━━━ Data shown

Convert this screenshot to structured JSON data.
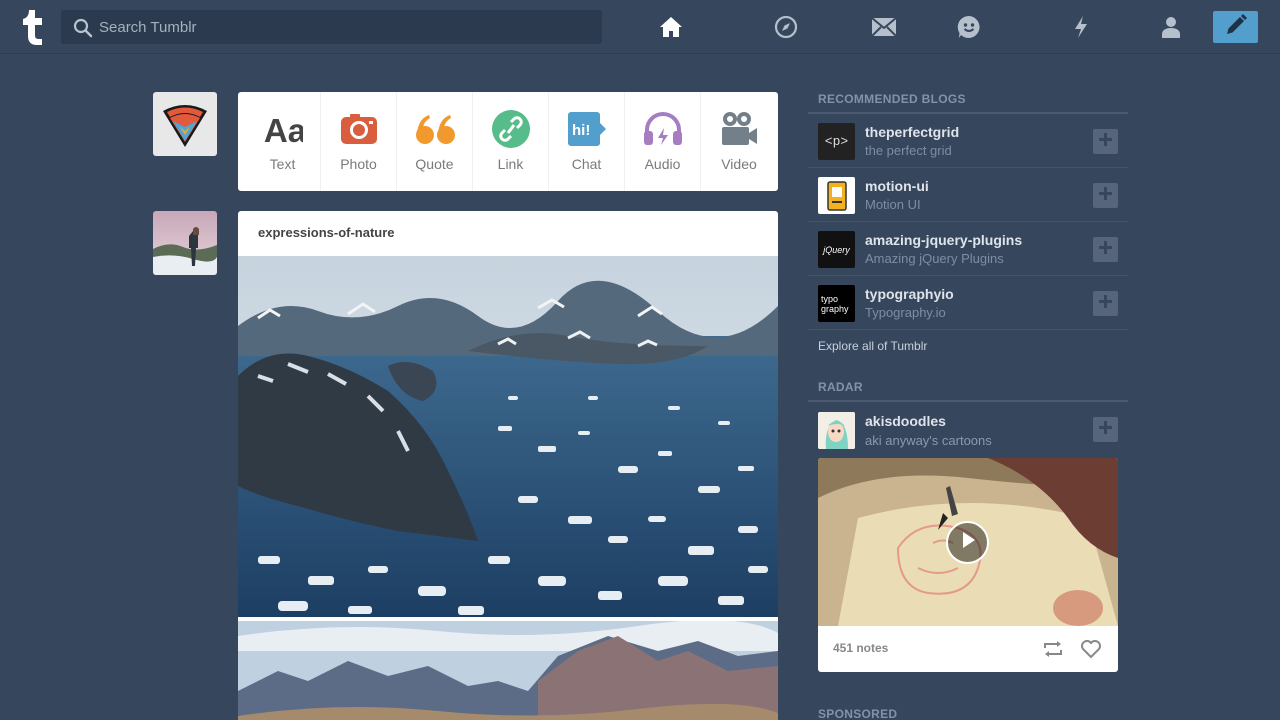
{
  "header": {
    "search_placeholder": "Search Tumblr",
    "nav": [
      "home-icon",
      "explore-compass-icon",
      "inbox-mail-icon",
      "messaging-smiley-icon",
      "activity-lightning-icon",
      "account-person-icon"
    ],
    "compose_icon": "pencil-icon",
    "accent": "#529ecc"
  },
  "post_types": [
    {
      "label": "Text",
      "icon": "text-aa-icon",
      "color": "#444444"
    },
    {
      "label": "Photo",
      "icon": "camera-icon",
      "color": "#d95e40"
    },
    {
      "label": "Quote",
      "icon": "quote-icon",
      "color": "#f2992e"
    },
    {
      "label": "Link",
      "icon": "link-icon",
      "color": "#56bc8a"
    },
    {
      "label": "Chat",
      "icon": "chat-hi-icon",
      "color": "#529ecc"
    },
    {
      "label": "Audio",
      "icon": "headphones-icon",
      "color": "#a77dc2"
    },
    {
      "label": "Video",
      "icon": "video-camera-icon",
      "color": "#748089"
    }
  ],
  "post": {
    "blog_name": "expressions-of-nature"
  },
  "sidebar": {
    "recommended_title": "RECOMMENDED BLOGS",
    "blogs": [
      {
        "name": "theperfectgrid",
        "title": "the perfect grid",
        "avatar_text": "<p>"
      },
      {
        "name": "motion-ui",
        "title": "Motion UI",
        "avatar_text": ""
      },
      {
        "name": "amazing-jquery-plugins",
        "title": "Amazing jQuery Plugins",
        "avatar_text": "jQuery"
      },
      {
        "name": "typographyio",
        "title": "Typography.io",
        "avatar_text": "typo graphy"
      }
    ],
    "explore_label": "Explore all of Tumblr",
    "radar_title": "RADAR",
    "radar": {
      "name": "akisdoodles",
      "title": "aki anyway's cartoons",
      "notes": "451 notes"
    },
    "sponsored_title": "SPONSORED"
  }
}
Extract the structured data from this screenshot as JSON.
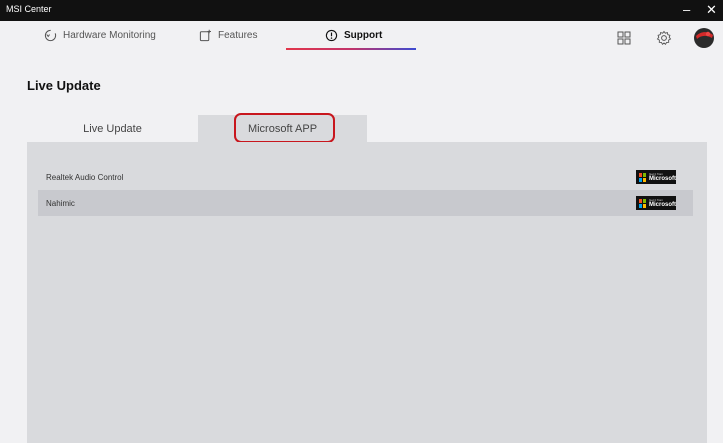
{
  "window": {
    "title": "MSI Center",
    "minimize": "–",
    "close": "✕"
  },
  "nav": {
    "items": [
      {
        "label": "Hardware Monitoring",
        "icon": "refresh-circle-icon"
      },
      {
        "label": "Features",
        "icon": "square-plus-icon"
      },
      {
        "label": "Support",
        "icon": "alert-circle-icon",
        "active": true
      }
    ],
    "right_icons": [
      "grid-icon",
      "settings-icon",
      "avatar-icon"
    ]
  },
  "page": {
    "title": "Live Update"
  },
  "tabs": [
    {
      "label": "Live Update",
      "active": false
    },
    {
      "label": "Microsoft APP",
      "active": true
    }
  ],
  "apps": [
    {
      "name": "Realtek Audio Control",
      "badge_small": "Get it from",
      "badge_big": "Microsoft",
      "selected": false
    },
    {
      "name": "Nahimic",
      "badge_small": "Get it from",
      "badge_big": "Microsoft",
      "selected": true
    }
  ],
  "colors": {
    "highlight_border": "#c8161d",
    "ms_red": "#f25022",
    "ms_green": "#7fba00",
    "ms_blue": "#00a4ef",
    "ms_yellow": "#ffb900"
  }
}
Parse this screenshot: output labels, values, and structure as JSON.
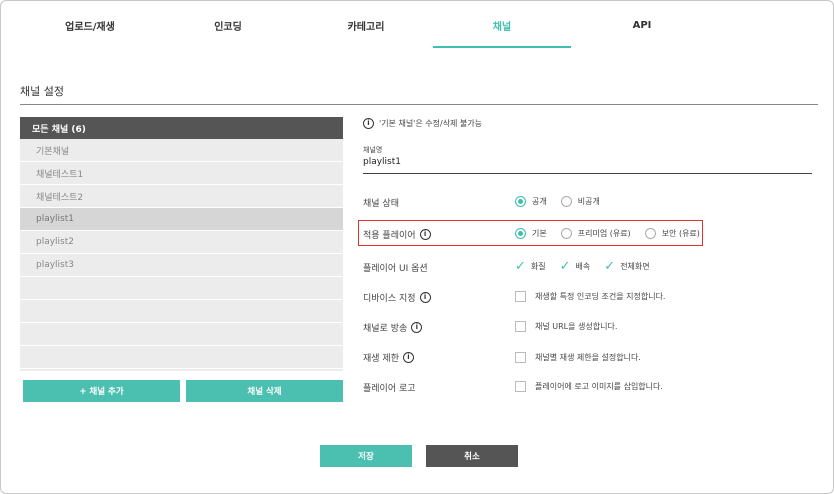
{
  "tabs": [
    {
      "label": "업로드/재생"
    },
    {
      "label": "인코딩"
    },
    {
      "label": "카테고리"
    },
    {
      "label": "채널"
    },
    {
      "label": "API"
    }
  ],
  "active_tab": "채널",
  "section_title": "채널 설정",
  "channel_list": {
    "header": "모든 채널 (6)",
    "items": [
      "기본채널",
      "채널테스트1",
      "채널테스트2",
      "playlist1",
      "playlist2",
      "playlist3"
    ],
    "selected": "playlist1"
  },
  "buttons": {
    "add_channel": "+ 채널 추가",
    "delete_channel": "채널 삭제",
    "save": "저장",
    "cancel": "취소"
  },
  "info_note": "'기본 채널'은 수정/삭제 불가능",
  "channel_name": {
    "label": "채널명",
    "value": "playlist1"
  },
  "settings": {
    "status": {
      "label": "채널 상태",
      "options": [
        "공개",
        "비공개"
      ],
      "selected": "공개"
    },
    "player": {
      "label": "적용 플레이어",
      "options": [
        "기본",
        "프리미엄 (유료)",
        "보안 (유료)"
      ],
      "selected": "기본"
    },
    "player_ui": {
      "label": "플레이어 UI 옵션",
      "options": [
        "화질",
        "배속",
        "전체화면"
      ]
    },
    "device": {
      "label": "디바이스 지정",
      "text": "재생할 특정 인코딩 조건을 지정합니다."
    },
    "broadcast": {
      "label": "채널로 방송",
      "text": "채널 URL을 생성합니다."
    },
    "playback_limit": {
      "label": "재생 제한",
      "text": "채널별 재생 제한을 설정합니다."
    },
    "player_logo": {
      "label": "플레이어 로고",
      "text": "플레이어에 로고 이미지를 삽입합니다."
    }
  },
  "colors": {
    "accent": "#3fbfb0",
    "dark": "#555555",
    "highlight": "#e03030"
  },
  "icons": {
    "info": "info-circle-icon",
    "check": "checkmark-icon"
  }
}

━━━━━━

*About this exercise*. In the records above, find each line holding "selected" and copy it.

*Response to the task*.
      "selected": false
      "selected": true
    "selected": "playlist1"
      "selected": "공개"
      "selected": "기본"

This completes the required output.